I hated having roommates in the past. I liked the girls, but sometimes they were just so sloppy! I still remember my last roomie, Crystal. That’s one woman who did not live up to her name. Nope, her dishes with filthy, instead of being crystal clean. She literally let plates and utensils molder in the sink until one day when I read her the riot act. It wasn’t pretty, but it had to be done.

So now, I really appreciate having my privacy. Plus I work hard for what I have. Maybe my apartment isn’t much, but at least it’s mine. And I prefer to live the way I want—I’m not a neat freak, but I can’t have cockroaches and mildew either.

Also, I love decorating, and only when you live alone can you give free rein to your ideas. My friends describe my style as “eclectic,” but I’d say it’s more “minimalist bohemian.” I have a rug that’s covered in a vaguely indigenous pattern of diamonds of various shapes. The color is mostly pink with accents of blue, black, and white. Meanwhile, my couch is a creamy, faintly aqua shade and it pulls out into a futon. In the corner, I have a few stackable wooden chairs that I got for a good price at Goodwill because I’m a decorator on a budget. My full-size bed is behind the couch, made up with my favorite: lavender-scented sheets and beige pillows.

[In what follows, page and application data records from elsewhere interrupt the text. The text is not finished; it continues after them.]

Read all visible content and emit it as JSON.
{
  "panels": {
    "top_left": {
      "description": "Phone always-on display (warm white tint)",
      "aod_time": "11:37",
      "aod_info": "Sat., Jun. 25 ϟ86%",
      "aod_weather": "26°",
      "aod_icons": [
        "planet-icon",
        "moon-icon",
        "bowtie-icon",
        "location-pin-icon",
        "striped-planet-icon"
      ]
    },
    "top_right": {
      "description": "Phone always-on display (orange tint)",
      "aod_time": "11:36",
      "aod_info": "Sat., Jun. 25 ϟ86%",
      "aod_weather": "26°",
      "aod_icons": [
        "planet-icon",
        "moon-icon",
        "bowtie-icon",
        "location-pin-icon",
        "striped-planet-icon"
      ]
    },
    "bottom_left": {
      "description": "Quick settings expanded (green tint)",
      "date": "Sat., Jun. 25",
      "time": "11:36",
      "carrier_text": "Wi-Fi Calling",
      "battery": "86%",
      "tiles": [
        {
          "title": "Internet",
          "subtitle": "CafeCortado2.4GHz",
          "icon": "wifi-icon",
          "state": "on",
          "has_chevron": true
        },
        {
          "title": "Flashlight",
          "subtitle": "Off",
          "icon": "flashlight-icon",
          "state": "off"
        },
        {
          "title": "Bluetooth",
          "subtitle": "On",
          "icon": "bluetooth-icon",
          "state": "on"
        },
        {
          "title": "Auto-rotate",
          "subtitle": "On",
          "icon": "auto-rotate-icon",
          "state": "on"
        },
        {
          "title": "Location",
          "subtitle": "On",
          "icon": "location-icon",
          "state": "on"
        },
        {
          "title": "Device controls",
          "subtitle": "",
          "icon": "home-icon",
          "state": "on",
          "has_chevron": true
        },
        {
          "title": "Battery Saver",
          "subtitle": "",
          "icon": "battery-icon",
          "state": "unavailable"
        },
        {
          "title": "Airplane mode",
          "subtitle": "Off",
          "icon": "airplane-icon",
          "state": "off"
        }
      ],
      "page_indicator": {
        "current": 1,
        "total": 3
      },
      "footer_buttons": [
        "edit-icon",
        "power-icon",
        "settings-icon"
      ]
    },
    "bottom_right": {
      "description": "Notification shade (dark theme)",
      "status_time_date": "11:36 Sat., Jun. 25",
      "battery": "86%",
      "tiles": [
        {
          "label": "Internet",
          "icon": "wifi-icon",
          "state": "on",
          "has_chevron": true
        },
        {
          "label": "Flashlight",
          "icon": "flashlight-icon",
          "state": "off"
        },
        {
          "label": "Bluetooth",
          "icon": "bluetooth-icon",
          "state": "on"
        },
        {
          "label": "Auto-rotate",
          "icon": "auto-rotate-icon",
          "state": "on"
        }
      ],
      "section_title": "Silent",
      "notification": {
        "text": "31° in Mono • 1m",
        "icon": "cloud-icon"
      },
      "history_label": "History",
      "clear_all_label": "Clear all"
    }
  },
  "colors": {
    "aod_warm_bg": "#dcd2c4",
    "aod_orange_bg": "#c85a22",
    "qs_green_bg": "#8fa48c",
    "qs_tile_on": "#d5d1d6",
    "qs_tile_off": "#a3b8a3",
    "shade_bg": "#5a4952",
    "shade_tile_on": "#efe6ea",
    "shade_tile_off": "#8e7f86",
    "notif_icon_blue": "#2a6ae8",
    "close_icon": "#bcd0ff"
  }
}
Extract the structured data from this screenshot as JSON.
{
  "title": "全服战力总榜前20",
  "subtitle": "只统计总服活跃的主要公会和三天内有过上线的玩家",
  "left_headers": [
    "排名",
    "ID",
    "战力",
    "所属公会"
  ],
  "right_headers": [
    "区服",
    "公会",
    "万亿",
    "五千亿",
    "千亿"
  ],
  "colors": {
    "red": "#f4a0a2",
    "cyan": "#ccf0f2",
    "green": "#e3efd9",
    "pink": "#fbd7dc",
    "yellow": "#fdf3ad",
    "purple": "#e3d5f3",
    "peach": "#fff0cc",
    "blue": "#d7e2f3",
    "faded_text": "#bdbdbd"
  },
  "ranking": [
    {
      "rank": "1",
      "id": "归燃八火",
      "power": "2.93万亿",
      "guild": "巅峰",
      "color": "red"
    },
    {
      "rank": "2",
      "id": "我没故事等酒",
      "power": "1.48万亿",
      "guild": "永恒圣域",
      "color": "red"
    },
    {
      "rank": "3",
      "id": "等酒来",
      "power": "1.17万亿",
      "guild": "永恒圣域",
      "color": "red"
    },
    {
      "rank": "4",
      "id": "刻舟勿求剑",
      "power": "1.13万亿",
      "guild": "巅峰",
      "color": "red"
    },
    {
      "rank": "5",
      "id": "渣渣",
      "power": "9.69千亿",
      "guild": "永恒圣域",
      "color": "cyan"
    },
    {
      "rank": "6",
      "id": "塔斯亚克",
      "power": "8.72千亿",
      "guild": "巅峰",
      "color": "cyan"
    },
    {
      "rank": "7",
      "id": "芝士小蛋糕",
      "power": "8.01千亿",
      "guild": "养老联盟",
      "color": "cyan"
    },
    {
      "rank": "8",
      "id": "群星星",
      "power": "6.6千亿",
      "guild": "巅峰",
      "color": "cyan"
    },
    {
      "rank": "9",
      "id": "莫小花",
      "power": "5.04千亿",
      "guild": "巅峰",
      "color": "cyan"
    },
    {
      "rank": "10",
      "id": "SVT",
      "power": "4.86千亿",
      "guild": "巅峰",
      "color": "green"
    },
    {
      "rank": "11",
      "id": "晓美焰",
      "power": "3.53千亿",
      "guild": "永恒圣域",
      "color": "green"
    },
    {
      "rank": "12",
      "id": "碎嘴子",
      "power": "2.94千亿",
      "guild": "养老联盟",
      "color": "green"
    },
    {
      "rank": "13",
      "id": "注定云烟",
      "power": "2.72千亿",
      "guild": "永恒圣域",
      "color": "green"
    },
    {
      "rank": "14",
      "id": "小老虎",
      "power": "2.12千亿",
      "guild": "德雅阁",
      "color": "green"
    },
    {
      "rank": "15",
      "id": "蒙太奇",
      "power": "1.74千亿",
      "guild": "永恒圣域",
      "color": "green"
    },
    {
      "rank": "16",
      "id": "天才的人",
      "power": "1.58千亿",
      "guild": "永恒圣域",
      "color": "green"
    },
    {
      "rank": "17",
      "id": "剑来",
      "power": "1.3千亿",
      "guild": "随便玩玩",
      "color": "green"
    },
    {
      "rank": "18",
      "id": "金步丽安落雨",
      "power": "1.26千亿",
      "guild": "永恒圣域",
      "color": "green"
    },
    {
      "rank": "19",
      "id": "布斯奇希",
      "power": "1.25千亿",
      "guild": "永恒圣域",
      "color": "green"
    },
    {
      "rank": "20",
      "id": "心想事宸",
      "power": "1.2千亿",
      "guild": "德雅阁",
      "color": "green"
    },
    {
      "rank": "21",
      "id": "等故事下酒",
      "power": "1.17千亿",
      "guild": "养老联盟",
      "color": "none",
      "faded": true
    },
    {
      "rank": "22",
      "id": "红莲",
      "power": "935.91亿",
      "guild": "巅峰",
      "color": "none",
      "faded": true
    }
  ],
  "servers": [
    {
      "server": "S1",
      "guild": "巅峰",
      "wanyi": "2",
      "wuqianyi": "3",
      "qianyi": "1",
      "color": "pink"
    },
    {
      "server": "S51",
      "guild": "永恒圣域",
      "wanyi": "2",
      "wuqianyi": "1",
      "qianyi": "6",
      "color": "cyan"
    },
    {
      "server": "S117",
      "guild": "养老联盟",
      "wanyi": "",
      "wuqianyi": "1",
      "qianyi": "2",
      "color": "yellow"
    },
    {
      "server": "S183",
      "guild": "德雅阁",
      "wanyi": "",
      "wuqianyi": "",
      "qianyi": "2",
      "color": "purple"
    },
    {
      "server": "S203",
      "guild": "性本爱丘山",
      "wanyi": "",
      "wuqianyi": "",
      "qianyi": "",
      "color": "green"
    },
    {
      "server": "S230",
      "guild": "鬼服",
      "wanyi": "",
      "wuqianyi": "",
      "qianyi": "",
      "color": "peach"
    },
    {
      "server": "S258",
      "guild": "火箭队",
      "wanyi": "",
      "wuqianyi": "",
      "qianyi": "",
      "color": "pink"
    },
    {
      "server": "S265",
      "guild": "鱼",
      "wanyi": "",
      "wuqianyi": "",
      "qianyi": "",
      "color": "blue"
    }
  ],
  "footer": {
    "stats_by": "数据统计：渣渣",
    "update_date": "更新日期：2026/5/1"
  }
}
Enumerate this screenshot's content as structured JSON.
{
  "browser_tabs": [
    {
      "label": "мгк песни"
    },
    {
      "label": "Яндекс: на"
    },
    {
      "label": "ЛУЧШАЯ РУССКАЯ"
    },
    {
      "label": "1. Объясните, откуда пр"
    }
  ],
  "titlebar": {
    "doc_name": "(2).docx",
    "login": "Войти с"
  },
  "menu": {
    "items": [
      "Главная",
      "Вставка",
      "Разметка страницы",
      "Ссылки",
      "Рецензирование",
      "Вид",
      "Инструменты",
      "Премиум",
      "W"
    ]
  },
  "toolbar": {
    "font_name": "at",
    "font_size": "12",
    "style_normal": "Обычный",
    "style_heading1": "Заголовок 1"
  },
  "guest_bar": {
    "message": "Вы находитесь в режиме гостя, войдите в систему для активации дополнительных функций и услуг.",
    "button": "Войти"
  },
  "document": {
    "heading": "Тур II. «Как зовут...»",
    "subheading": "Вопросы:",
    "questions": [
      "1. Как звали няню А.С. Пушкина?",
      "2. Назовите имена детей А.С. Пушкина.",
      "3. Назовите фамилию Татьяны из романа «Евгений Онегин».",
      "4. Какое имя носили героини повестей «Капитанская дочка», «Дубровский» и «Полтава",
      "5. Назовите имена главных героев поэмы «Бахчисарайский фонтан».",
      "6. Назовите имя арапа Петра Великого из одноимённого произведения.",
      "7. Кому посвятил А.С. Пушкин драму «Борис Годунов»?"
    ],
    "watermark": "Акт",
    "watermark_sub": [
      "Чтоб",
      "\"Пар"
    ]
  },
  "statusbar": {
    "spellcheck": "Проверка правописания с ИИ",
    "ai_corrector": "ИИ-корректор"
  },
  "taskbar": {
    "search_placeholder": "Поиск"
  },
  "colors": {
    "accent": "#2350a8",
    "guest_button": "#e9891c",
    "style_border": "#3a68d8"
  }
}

It’s so nice to fall asleep in my little nest!

What other furniture I have is also made of reclaimed wood, whenever possible. I like to re-use, recycle and upcycle whenever possible, and do what I can to contribute to the environmental movement. My walls are white, but I’ve decorated them with prints from local artists, most of them featuring abstract, colorful women, animals, or patterns.

But now it’s time to relax. I hang my keys on the hook next to the door and shrug off my jacket before dropping it on a coat hanger. It’s summer here in Prescott, Wyoming, but the nights still get pretty chilly. My heels click across the hardwood floors until I finally pull them off and drop them next to the shoe rack. Putting them on the shoe rack would be too much at this point because I’m just too tired. As if to prove my point, I stretch my arms over my head with a sigh, and the joints in my shoulders and elbows pop. It hurts, but feels good too.

I head to my small bathroom and dig my toes into the fluffy bathmat. Then, I peer the medicine cabinet, looking for my makeup remover wipes. Ah, perfect. I need more than three wipes to get rid of all of the color I used, but looking cute at my job is a requirement if you want good tips. When I’m finished, the cloths are streaked with black liner and red and gold eyeshadow, like the remnants from a hard night out. I might have overdone it today, but c’est la vie.